● GIVEN RECORDS
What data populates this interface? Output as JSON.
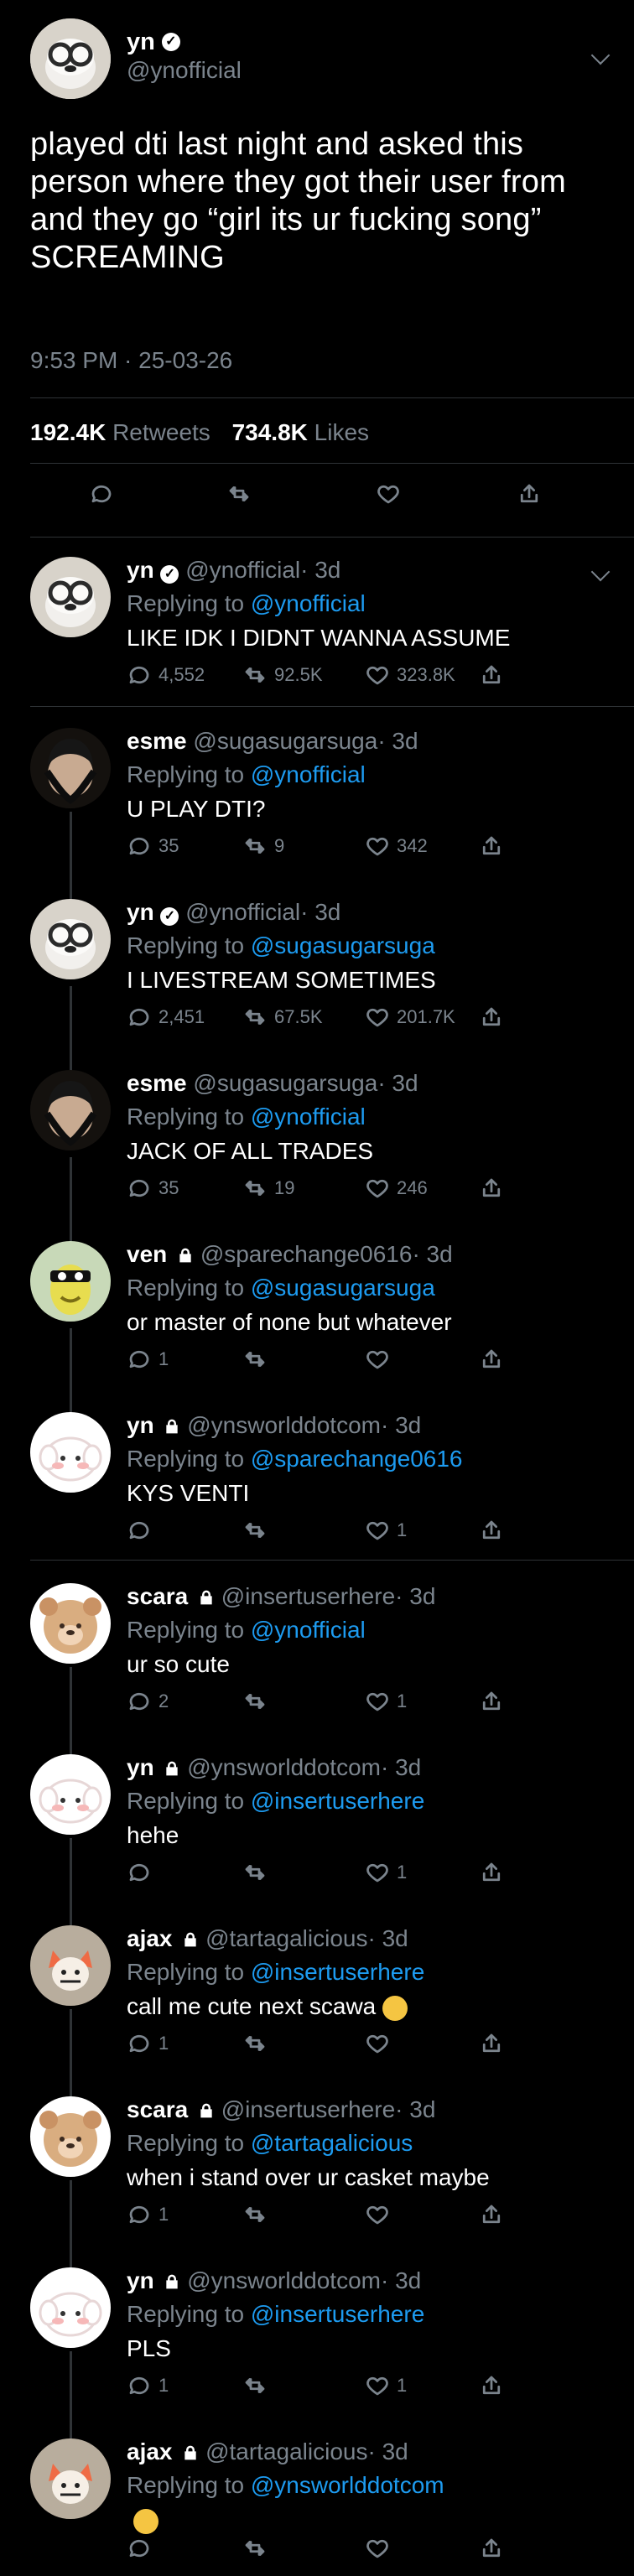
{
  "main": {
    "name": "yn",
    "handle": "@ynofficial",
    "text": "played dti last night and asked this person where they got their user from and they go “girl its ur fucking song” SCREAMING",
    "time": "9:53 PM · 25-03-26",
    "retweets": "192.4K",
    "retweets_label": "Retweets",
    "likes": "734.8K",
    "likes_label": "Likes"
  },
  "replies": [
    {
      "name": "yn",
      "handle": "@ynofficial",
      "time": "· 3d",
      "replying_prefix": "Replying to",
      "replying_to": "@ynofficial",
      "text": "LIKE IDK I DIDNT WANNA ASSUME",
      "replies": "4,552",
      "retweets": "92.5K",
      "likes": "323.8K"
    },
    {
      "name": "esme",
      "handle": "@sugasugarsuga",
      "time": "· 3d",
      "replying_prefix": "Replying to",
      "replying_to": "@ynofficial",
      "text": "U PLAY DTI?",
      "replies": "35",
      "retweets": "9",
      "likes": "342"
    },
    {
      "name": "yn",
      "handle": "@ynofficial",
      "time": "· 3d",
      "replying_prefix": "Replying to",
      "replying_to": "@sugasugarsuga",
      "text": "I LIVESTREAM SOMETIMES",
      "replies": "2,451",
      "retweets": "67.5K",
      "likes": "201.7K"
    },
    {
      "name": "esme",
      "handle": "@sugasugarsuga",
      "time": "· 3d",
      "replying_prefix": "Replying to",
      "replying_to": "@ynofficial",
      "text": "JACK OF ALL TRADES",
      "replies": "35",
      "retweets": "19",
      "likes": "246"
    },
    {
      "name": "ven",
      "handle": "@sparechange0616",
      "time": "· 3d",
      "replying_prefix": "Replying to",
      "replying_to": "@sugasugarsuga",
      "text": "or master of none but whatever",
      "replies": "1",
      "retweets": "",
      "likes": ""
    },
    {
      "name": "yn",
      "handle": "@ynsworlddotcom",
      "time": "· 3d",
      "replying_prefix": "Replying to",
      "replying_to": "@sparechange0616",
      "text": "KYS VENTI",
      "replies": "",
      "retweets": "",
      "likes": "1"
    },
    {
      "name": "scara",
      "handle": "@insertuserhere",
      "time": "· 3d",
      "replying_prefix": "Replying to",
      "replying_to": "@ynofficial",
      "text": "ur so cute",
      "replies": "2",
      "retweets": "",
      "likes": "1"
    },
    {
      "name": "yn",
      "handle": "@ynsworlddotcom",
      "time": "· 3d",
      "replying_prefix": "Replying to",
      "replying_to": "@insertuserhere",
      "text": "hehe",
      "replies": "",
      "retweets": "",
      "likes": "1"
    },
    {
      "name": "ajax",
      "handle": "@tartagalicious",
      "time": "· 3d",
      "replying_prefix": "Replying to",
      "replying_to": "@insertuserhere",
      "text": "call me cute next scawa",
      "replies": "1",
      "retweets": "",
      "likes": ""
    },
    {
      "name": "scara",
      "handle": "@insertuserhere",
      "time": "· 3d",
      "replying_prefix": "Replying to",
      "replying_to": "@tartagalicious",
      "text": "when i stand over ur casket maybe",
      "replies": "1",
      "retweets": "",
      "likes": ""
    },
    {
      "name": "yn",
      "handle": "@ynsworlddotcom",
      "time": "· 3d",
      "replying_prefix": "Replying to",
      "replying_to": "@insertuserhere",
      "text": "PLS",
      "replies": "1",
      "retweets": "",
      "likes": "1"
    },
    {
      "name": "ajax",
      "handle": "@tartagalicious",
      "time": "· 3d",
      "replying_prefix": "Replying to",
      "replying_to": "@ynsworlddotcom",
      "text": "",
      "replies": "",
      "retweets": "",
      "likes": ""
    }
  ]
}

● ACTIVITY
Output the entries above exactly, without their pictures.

● RESPONSE FOR THIS EXERCISE
What data populates this interface? Output as JSON.
{
  "main": {
    "name": "yn",
    "handle": "@ynofficial",
    "text": "played dti last night and asked this person where they got their user from and they go “girl its ur fucking song” SCREAMING",
    "time": "9:53 PM · 25-03-26",
    "retweets": "192.4K",
    "retweets_label": "Retweets",
    "likes": "734.8K",
    "likes_label": "Likes"
  },
  "replies": [
    {
      "name": "yn",
      "handle": "@ynofficial",
      "time": "· 3d",
      "replying_prefix": "Replying to",
      "replying_to": "@ynofficial",
      "text": "LIKE IDK I DIDNT WANNA ASSUME",
      "replies": "4,552",
      "retweets": "92.5K",
      "likes": "323.8K"
    },
    {
      "name": "esme",
      "handle": "@sugasugarsuga",
      "time": "· 3d",
      "replying_prefix": "Replying to",
      "replying_to": "@ynofficial",
      "text": "U PLAY DTI?",
      "replies": "35",
      "retweets": "9",
      "likes": "342"
    },
    {
      "name": "yn",
      "handle": "@ynofficial",
      "time": "· 3d",
      "replying_prefix": "Replying to",
      "replying_to": "@sugasugarsuga",
      "text": "I LIVESTREAM SOMETIMES",
      "replies": "2,451",
      "retweets": "67.5K",
      "likes": "201.7K"
    },
    {
      "name": "esme",
      "handle": "@sugasugarsuga",
      "time": "· 3d",
      "replying_prefix": "Replying to",
      "replying_to": "@ynofficial",
      "text": "JACK OF ALL TRADES",
      "replies": "35",
      "retweets": "19",
      "likes": "246"
    },
    {
      "name": "ven",
      "handle": "@sparechange0616",
      "time": "· 3d",
      "replying_prefix": "Replying to",
      "replying_to": "@sugasugarsuga",
      "text": "or master of none but whatever",
      "replies": "1",
      "retweets": "",
      "likes": ""
    },
    {
      "name": "yn",
      "handle": "@ynsworlddotcom",
      "time": "· 3d",
      "replying_prefix": "Replying to",
      "replying_to": "@sparechange0616",
      "text": "KYS VENTI",
      "replies": "",
      "retweets": "",
      "likes": "1"
    },
    {
      "name": "scara",
      "handle": "@insertuserhere",
      "time": "· 3d",
      "replying_prefix": "Replying to",
      "replying_to": "@ynofficial",
      "text": "ur so cute",
      "replies": "2",
      "retweets": "",
      "likes": "1"
    },
    {
      "name": "yn",
      "handle": "@ynsworlddotcom",
      "time": "· 3d",
      "replying_prefix": "Replying to",
      "replying_to": "@insertuserhere",
      "text": "hehe",
      "replies": "",
      "retweets": "",
      "likes": "1"
    },
    {
      "name": "ajax",
      "handle": "@tartagalicious",
      "time": "· 3d",
      "replying_prefix": "Replying to",
      "replying_to": "@insertuserhere",
      "text": "call me cute next scawa",
      "replies": "1",
      "retweets": "",
      "likes": ""
    },
    {
      "name": "scara",
      "handle": "@insertuserhere",
      "time": "· 3d",
      "replying_prefix": "Replying to",
      "replying_to": "@tartagalicious",
      "text": "when i stand over ur casket maybe",
      "replies": "1",
      "retweets": "",
      "likes": ""
    },
    {
      "name": "yn",
      "handle": "@ynsworlddotcom",
      "time": "· 3d",
      "replying_prefix": "Replying to",
      "replying_to": "@insertuserhere",
      "text": "PLS",
      "replies": "1",
      "retweets": "",
      "likes": "1"
    },
    {
      "name": "ajax",
      "handle": "@tartagalicious",
      "time": "· 3d",
      "replying_prefix": "Replying to",
      "replying_to": "@ynsworlddotcom",
      "text": "",
      "replies": "",
      "retweets": "",
      "likes": ""
    }
  ]
}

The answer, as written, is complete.